She was later released on a RM50,000 bail after almost six hours.

Lim had decried the arrest of his wife, describing it as uncalled for, as she was not involved in the RM6.3 billion Penang Undersea Tunnel project.

Lim said on his official Facebook posting that he was upset when he was told about his wife’s arrest.

“I was upset when I heard that my wife was arrested by the MACC even though she had nothing to do with the tunnel project or government matters. I was relieved when she was released.

“I was concerned that she would need to spend a night in the MACC lock-up like me,” he added.

Last Friday, Lim pleaded not guilty of soliciting 10% gratifications of the profits to be made by the company from Datuk Zarul Ahmad Mohd Zulkifli over the Penang Undersea Tunnel project.

Lim, who was the Penang chief minister at the time, allegedly committed the offence near The Gardens Hotel in Mid Valley City, KL, in March 2011.

The charge was framed under Section 16 (a)(A) of the MACC Act 2009 and punishable under Section 24 (1) of the same Act, which provides imprisonment for up to 20 years and a fine of not less than five times the sum or value of the gratification, or RM10,000, whichever is higher, upon conviction.

Judge Azura Alwi set RM1 million bail with two sureties and ordered Lim to surrender his personal and diplomatic passports for his release.

The Penang Undersea Tunnel has been proposed to be built for 7.2km connecting Butterworth and Georgetown.

Lim, when met outside the court last week, vowed to prove his innocence, saying that he had told the anti-graft commission that he did not receive any money from the project.

“In fact, they never asked me to prove whether I have millions of ringgit in my bank account or cash in my possession,” Lim told reporters after he was charged in the Sessions Court.
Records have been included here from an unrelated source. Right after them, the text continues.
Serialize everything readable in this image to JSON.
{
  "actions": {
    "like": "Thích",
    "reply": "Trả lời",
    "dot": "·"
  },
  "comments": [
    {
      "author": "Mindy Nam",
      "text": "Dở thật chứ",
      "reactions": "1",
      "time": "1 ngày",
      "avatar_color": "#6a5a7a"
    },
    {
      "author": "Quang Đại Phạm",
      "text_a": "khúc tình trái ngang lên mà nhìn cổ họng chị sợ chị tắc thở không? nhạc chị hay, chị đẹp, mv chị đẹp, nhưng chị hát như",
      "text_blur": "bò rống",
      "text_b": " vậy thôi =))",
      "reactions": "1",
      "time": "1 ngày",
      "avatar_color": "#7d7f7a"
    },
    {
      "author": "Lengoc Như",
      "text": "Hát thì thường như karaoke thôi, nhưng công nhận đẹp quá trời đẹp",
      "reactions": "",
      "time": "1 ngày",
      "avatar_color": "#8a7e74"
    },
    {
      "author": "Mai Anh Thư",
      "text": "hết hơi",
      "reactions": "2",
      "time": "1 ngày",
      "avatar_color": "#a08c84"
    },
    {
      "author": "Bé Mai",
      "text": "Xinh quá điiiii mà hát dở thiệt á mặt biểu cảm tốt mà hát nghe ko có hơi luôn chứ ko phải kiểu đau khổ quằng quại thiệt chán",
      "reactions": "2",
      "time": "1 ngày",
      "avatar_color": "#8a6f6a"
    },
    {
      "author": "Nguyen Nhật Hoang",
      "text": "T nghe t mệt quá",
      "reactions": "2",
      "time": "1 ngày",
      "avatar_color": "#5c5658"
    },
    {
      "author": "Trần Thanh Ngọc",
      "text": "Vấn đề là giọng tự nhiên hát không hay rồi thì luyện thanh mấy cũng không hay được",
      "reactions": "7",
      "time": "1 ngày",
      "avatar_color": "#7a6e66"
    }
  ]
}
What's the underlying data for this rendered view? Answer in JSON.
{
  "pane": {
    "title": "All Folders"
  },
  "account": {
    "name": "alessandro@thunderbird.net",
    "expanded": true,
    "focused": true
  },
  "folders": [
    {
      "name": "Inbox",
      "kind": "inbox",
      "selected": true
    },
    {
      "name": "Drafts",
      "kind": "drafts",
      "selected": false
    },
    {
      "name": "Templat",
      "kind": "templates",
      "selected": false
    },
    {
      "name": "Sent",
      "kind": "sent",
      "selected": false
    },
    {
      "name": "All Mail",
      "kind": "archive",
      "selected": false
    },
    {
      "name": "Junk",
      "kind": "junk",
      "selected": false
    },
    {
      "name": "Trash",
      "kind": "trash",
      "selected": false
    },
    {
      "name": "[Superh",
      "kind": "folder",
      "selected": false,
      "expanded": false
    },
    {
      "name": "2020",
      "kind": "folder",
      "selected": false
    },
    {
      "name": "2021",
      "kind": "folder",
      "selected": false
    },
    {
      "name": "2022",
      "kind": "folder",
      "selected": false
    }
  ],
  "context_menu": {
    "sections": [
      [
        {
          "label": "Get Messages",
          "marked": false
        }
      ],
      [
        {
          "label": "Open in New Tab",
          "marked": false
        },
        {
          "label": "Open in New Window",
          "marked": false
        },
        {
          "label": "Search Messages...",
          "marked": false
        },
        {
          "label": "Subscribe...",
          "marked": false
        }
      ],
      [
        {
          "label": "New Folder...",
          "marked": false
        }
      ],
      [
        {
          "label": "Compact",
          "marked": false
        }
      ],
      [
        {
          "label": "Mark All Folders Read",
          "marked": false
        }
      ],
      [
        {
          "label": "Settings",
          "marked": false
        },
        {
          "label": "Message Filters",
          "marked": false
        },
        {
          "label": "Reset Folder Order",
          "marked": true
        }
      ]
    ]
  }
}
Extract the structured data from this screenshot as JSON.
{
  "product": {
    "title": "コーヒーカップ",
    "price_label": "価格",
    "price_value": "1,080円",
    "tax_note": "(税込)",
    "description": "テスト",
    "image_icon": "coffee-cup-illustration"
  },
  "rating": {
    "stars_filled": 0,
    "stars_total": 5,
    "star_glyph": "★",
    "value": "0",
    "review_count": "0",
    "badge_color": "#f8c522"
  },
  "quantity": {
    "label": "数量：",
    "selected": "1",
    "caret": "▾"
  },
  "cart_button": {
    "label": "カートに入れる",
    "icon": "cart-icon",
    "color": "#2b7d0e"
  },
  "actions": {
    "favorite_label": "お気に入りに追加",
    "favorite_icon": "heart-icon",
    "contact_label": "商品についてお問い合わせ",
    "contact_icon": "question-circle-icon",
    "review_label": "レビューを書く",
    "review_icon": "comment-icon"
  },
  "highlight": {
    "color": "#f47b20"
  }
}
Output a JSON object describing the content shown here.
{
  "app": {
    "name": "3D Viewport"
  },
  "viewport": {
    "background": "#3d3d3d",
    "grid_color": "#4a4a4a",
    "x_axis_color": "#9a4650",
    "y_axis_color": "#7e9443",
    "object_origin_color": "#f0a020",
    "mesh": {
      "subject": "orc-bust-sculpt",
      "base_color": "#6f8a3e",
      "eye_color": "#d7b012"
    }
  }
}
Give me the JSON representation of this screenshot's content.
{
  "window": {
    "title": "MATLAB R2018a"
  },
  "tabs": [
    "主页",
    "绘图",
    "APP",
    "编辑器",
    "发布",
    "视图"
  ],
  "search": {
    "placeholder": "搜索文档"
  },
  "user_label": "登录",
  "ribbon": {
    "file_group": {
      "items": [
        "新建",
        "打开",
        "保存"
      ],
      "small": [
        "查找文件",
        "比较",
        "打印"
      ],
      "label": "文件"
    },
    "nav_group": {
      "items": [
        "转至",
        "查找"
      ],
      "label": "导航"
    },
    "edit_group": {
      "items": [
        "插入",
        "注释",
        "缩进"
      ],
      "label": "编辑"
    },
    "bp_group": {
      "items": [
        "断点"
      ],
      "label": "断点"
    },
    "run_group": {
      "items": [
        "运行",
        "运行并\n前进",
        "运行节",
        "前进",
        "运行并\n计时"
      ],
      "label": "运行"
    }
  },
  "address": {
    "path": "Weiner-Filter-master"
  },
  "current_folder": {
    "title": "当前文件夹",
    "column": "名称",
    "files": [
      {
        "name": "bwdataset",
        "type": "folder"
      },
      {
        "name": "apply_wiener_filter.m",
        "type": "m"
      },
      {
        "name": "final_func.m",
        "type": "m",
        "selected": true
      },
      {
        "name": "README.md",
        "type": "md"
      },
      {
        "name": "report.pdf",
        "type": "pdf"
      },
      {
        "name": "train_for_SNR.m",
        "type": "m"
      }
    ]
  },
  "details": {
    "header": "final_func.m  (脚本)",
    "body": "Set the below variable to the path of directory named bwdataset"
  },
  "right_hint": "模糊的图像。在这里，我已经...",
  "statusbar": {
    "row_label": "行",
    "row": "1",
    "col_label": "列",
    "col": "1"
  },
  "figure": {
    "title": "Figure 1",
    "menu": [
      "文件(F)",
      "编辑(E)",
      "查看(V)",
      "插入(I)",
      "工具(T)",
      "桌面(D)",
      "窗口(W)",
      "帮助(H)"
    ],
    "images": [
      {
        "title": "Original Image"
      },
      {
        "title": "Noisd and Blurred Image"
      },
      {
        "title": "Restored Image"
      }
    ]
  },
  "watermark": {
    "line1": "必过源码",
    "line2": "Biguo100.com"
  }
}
“I will fight to prove my innocence in court.”

The project was controversial particularly due to the high cost of its RM305 million feasibility studies and the report was delayed by two years.

In June 2016, Lim and businesswoman Phang Li Koon had been charged at the Penang High Court with corruption involving the purchase of a bungalow below the market price.

After a series of trials, the court granted a discharge amounting to an acquittal for Lim and Phang in September 2018.